Quite obviously, the "personal knowledge" sanctioned for use by the district court on a motion under section 2255 is distinct from the "personal knowledge" which would require recusal under section 455.
The former is knowledge gained in a judicial capacity, and its use properly ensures that only palpably credible collateral attacks receive full-blown hearings. Indeed, "it is highly desirable that the motions be passed on by the judge who is familiar with the facts and circumstances surrounding" the case, and as a result "is not likely to be misled by false allegations as to what occurred." Carvell v. United States, 173 F.2d 348, 349 (4th Cir. 1949).
The Court's determination regarding the credibility of defendant's allegations in the section 455 context, see supra note 4, applies equally here. The claim of ex parte contact by the Government is based upon pure hearsay, twice over. The Court's recollection of events is in stark contradiction to that claim. While the burden falls upon defendant to prove the ex parte communication, cf. Campbell v. Wainwright, 738 F.2d 1573, 1576 (11th Cir. 1984) (no evidentiary hearing required on allegation based solely on counsel's affidavit of ambiguous facts), cert. denied, 475 U.S. 1126, 106 S. Ct. 1652, 90 L. Ed. 2d 195 (1986), he offers no other evidence. It is difficult to see what a hearing would achieve, nor in any event is one justified by the bare affidavit proffered. Defendant's request for a hearing on his allegation, and ultimately to withdraw his plea on this basis and be resentenced, will therefore be denied.
II. The Government's Adherence to the Plea Agreement; The Voluntariness of Defendant's Plea
By his main motion, defendant claims three defects in his guilty plea and sentencing which require the withdrawal of the plea and trial. First, defendant argues that the Government breached its plea agreement with him. He asserts that the Government violated its promise not to seek a life sentence because "the entire tenor of its written and oral submissions at sentencing was a request for just such a sentence." Def. Mot. to Withdraw Plea at 1. Moreover, according to defendant, the Government failed to limit its statements to the facts and circumstances of defendant's crimes, and failed to advise the Court adequately of defendant's cooperation. The plea agreement provided for each of these promises expressly.
Second, defendant contends that the Government improperly argued, and the Court improperly found, that he had violated the plea agreement when he gave an interview to a journalist without following certain steps required by the agreement. Finally, defendant claims that his plea came involuntarily because under the terms of the plea agreement, unless he entered a plea of guilty, his ill wife could not do so. As defendant was concerned for his wife's health and intent on avoiding a prison term for her, he argues that his plea was unlawfully compelled.

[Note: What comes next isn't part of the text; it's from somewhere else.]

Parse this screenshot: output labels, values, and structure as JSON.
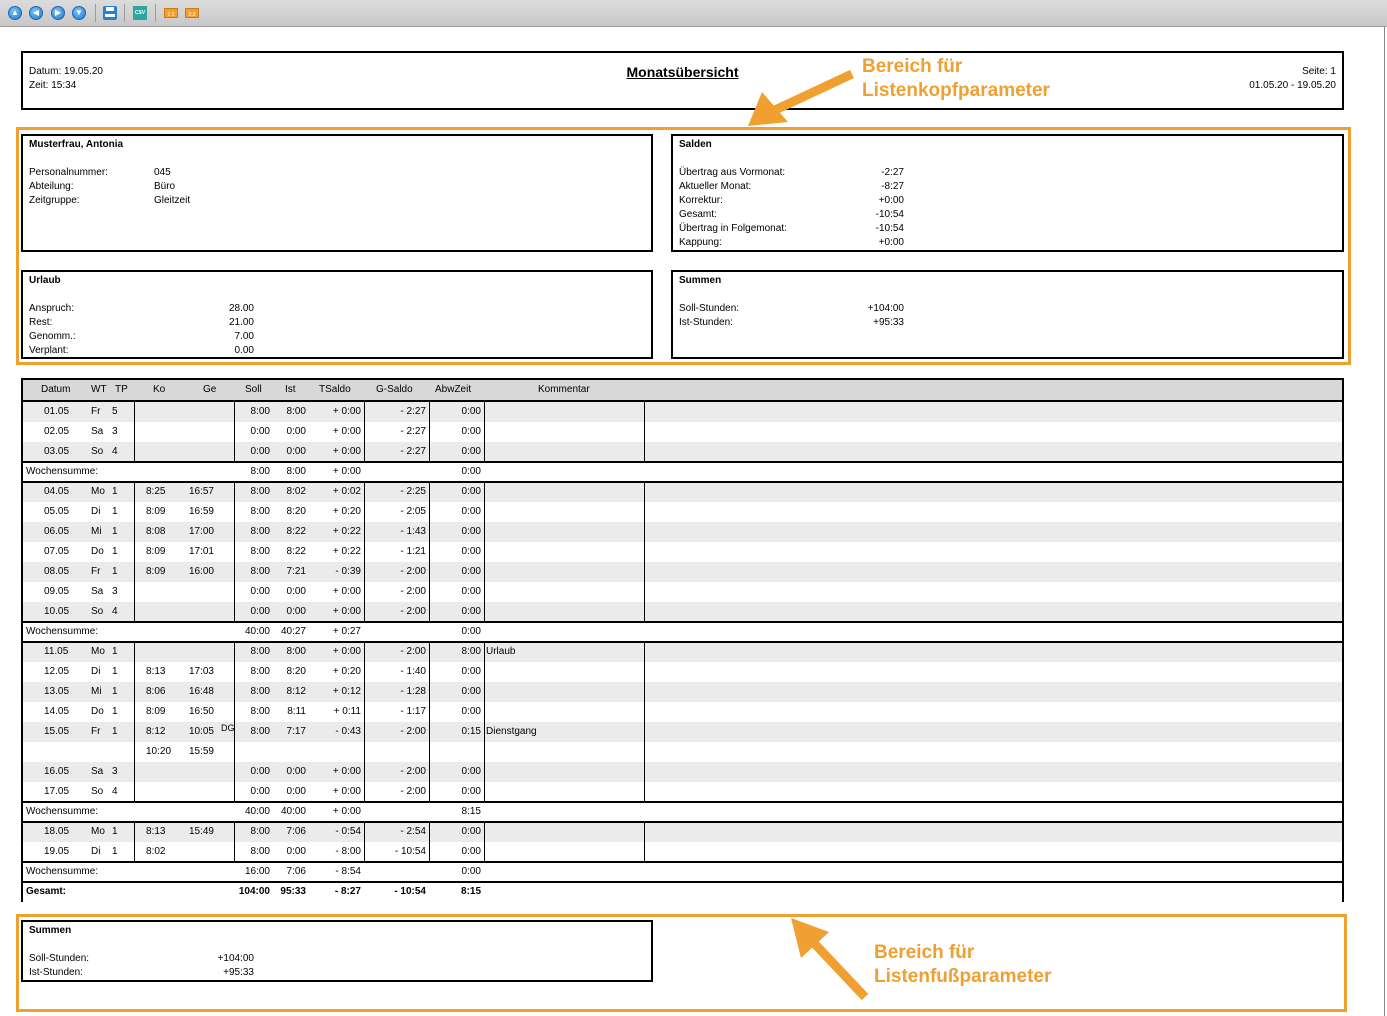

Again, the burden placed upon a defendant in a post-sentence effort to withdraw a guilty plea is a demanding one. Together, Rule 32(d) and section 2255 provide that in order to succeed, a defendant must demonstrate that a "manifest injustice" would result in allowing his plea to stand. See United States v. Griffin, 259 U.S. App. D.C. 383, 816 F.2d 1, 5 (D.C. Cir. 1987). This "stringent standard for post sentence plea withdrawal motions is intended to prevent a defendant from testing the weight of potential punishment, and then withdrawing the plea ...